[Data about app and page elements]
---+---

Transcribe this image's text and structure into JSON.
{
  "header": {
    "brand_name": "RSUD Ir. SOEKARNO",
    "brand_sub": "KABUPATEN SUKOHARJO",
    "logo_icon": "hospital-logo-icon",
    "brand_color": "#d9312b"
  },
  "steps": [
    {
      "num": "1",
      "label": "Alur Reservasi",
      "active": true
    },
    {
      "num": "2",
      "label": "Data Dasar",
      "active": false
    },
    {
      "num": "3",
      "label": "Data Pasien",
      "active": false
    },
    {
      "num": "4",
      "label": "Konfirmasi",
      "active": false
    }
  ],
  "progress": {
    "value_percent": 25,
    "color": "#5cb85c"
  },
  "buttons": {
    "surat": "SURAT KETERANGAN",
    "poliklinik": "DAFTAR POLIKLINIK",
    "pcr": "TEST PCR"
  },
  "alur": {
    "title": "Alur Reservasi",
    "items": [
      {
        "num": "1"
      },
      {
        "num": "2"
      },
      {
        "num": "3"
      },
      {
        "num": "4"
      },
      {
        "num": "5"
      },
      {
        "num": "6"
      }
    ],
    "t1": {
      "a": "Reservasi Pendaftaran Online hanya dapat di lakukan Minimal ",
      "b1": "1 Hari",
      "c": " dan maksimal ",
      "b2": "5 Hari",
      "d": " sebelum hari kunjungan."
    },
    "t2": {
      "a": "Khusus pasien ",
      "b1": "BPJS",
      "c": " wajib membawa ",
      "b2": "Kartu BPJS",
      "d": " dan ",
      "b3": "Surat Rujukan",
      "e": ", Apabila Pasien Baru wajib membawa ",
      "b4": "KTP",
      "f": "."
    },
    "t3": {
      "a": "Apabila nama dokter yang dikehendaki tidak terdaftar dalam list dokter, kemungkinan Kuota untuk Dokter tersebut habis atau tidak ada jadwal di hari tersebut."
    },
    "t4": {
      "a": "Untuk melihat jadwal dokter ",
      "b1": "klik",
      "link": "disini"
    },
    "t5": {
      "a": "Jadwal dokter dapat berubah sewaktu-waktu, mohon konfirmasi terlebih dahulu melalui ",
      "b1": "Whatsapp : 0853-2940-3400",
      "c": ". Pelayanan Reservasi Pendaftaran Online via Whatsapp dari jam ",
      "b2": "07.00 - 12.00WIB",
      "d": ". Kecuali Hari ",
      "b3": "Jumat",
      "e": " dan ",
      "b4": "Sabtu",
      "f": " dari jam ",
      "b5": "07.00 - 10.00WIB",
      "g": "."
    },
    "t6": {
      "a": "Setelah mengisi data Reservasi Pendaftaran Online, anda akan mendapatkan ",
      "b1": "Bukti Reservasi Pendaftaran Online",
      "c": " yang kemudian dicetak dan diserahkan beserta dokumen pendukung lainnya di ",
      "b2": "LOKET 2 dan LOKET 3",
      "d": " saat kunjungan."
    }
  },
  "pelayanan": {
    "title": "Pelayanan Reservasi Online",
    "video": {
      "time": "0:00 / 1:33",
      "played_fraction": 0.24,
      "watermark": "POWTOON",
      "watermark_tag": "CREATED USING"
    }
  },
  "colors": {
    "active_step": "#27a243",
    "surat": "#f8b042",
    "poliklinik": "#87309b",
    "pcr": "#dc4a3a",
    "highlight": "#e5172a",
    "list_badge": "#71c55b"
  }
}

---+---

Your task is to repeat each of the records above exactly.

◆ Written response:
Transcribe this image's text and structure into JSON.
{
  "header": {
    "brand_name": "RSUD Ir. SOEKARNO",
    "brand_sub": "KABUPATEN SUKOHARJO",
    "logo_icon": "hospital-logo-icon",
    "brand_color": "#d9312b"
  },
  "steps": [
    {
      "num": "1",
      "label": "Alur Reservasi",
      "active": true
    },
    {
      "num": "2",
      "label": "Data Dasar",
      "active": false
    },
    {
      "num": "3",
      "label": "Data Pasien",
      "active": false
    },
    {
      "num": "4",
      "label": "Konfirmasi",
      "active": false
    }
  ],
  "progress": {
    "value_percent": 25,
    "color": "#5cb85c"
  },
  "buttons": {
    "surat": "SURAT KETERANGAN",
    "poliklinik": "DAFTAR POLIKLINIK",
    "pcr": "TEST PCR"
  },
  "alur": {
    "title": "Alur Reservasi",
    "items": [
      {
        "num": "1"
      },
      {
        "num": "2"
      },
      {
        "num": "3"
      },
      {
        "num": "4"
      },
      {
        "num": "5"
      },
      {
        "num": "6"
      }
    ],
    "t1": {
      "a": "Reservasi Pendaftaran Online hanya dapat di lakukan Minimal ",
      "b1": "1 Hari",
      "c": " dan maksimal ",
      "b2": "5 Hari",
      "d": " sebelum hari kunjungan."
    },
    "t2": {
      "a": "Khusus pasien ",
      "b1": "BPJS",
      "c": " wajib membawa ",
      "b2": "Kartu BPJS",
      "d": " dan ",
      "b3": "Surat Rujukan",
      "e": ", Apabila Pasien Baru wajib membawa ",
      "b4": "KTP",
      "f": "."
    },
    "t3": {
      "a": "Apabila nama dokter yang dikehendaki tidak terdaftar dalam list dokter, kemungkinan Kuota untuk Dokter tersebut habis atau tidak ada jadwal di hari tersebut."
    },
    "t4": {
      "a": "Untuk melihat jadwal dokter ",
      "b1": "klik",
      "link": "disini"
    },
    "t5": {
      "a": "Jadwal dokter dapat berubah sewaktu-waktu, mohon konfirmasi terlebih dahulu melalui ",
      "b1": "Whatsapp : 0853-2940-3400",
      "c": ". Pelayanan Reservasi Pendaftaran Online via Whatsapp dari jam ",
      "b2": "07.00 - 12.00WIB",
      "d": ". Kecuali Hari ",
      "b3": "Jumat",
      "e": " dan ",
      "b4": "Sabtu",
      "f": " dari jam ",
      "b5": "07.00 - 10.00WIB",
      "g": "."
    },
    "t6": {
      "a": "Setelah mengisi data Reservasi Pendaftaran Online, anda akan mendapatkan ",
      "b1": "Bukti Reservasi Pendaftaran Online",
      "c": " yang kemudian dicetak dan diserahkan beserta dokumen pendukung lainnya di ",
      "b2": "LOKET 2 dan LOKET 3",
      "d": " saat kunjungan."
    }
  },
  "pelayanan": {
    "title": "Pelayanan Reservasi Online",
    "video": {
      "time": "0:00 / 1:33",
      "played_fraction": 0.24,
      "watermark": "POWTOON",
      "watermark_tag": "CREATED USING"
    }
  },
  "colors": {
    "active_step": "#27a243",
    "surat": "#f8b042",
    "poliklinik": "#87309b",
    "pcr": "#dc4a3a",
    "highlight": "#e5172a",
    "list_badge": "#71c55b"
  }
}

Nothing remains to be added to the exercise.